Tom didn’t arrive in Santa Cruz until the summer of 1999 (see this part of the family history). By the time he got here, he had spent two years playing rugby in France. He had loved it! I can relate, having played rugby from age 11 until 13. I also really enjoyed it.
Unlike American football, in which few players on the team get to run with the ball, in rugby everybody does so regularly. In fact, you can’t throw the ball forward at all, as you can in American football, which means that there is a lot more running with it. There is also no protective armor of the kind used in American football, but there is still a lot of full body tackling, often at speed. Tom recounted to us much later the one occasion when he had been knocked out when his head hit the ground. I’m glad that we didn’t hear about that at the time!
When he first arrived in Santa Cruz, he concentrated on finding a rugby team to play on here. Unfortunately, there just wasn’t one: the sport is viewed as too dangerous for children. There is American Football for children, called Pop Warner, and that he tried out for a season. But it is a less skilled game than rugby (how’s that for a controversial opinion!), and he did not really take to it.
He finally started out with soccer much later than those who had arrived here to live in 1997. But he applied himself, and found sympathetic coaches who believed in him: thank you Sunil Bhojwani and Ian Adamson! I have a particular fondness for Ian, who has always remained loyal to West Ham United in the Premier League! In the winter 2005-6 season, Tom made the Harbor High School Junior Varsity team and Ian’s Under 19 competitive team, the Meteors, won the local District Cup.
As time goes on, we move into different roles as well as different teams. I already mentioned that Alban took a referee training course, and refereed the younger children’s teams for a while. Unfortunately, he found it hard to make the more difficult calls, principally I think because those on the wrong side of such calls can be very upset by them. Alban really does not like to upset anyone, which is a very endearing trait, if you think about it.
Nick also tried a different role, coaching. He too had arrived in 1999, two years after Alban and Charlie, and he had the additional disadvantage in soccer terms of not attending Happy Valley School. Going directly into seventh grade at Branciforte Middle School, he missed soccer being the usual game at breaks, as it was at Happy Valley.
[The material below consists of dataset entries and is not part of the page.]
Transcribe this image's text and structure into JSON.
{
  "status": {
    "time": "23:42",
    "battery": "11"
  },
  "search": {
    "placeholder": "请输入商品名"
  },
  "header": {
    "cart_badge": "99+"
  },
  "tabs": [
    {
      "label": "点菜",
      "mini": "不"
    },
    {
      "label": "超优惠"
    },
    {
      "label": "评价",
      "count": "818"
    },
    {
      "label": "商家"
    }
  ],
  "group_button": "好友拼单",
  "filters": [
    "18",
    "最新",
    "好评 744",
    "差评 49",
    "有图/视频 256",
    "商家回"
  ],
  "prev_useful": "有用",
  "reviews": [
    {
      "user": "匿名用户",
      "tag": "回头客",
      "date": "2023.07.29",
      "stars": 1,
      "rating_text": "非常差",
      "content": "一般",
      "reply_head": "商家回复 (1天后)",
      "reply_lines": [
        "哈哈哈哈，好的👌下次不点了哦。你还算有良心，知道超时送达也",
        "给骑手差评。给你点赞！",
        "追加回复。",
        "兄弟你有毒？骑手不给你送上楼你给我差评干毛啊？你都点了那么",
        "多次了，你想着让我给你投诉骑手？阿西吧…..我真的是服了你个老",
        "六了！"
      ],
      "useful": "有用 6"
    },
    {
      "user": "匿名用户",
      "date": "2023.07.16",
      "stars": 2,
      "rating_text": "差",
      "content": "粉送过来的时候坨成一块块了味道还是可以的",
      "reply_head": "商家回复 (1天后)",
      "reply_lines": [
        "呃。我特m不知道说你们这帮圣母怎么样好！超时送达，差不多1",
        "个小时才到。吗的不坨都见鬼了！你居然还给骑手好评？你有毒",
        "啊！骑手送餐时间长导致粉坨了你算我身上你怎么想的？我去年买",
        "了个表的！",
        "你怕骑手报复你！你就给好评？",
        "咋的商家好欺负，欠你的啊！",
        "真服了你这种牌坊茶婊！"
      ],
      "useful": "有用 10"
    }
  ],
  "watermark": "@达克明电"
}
He too got into soccer, without Tom’s detours through other sports. He too played competitively, coached by Nigel Sanders-Self one year, and I haven’t been able to figure out why I don’t have any photos of Nick playing during those years.
I too tried my hand at soccer from time to time, typically in parents – boys games during the teams’ end-of-season parties. It’s always been my favorite sport. But I am not physically what I used to be, a point proved during such a game at the end of one of Charlie’s seasons, I think maybe with under-10s. The boys are quicker than their size suggests, and I was going for a ball which I though I had easily. But one of the boys got there first, and my foot rolled off his and twisted my ankle. That didn’t used to be such a big deal. This time, it was black and blue for about ten weeks, and I’ve been much more careful ever since, to the point of barely playing at all. Which gives me more time to watch the boys!
This family has spent more time on soccer than on any other of its leisure activities. I never tire of it. And Marie-Hélène was always a trooper, and became quite expert in the game over time. With all the games that we watched, she had plenty of time to learn!
As we spent so much time on soccer, it deserves a few extra pages on this site! The fall 2003 soccer season, featuring what were then new levels of both child involvement and parental commitment, appears on this page. The Santa Cruz County Breakers Under 10s Fall 2005 Season, photographed by a professional, appears on this page. And an intense and a little troubled season in 2008 appears here. Had enough yet?!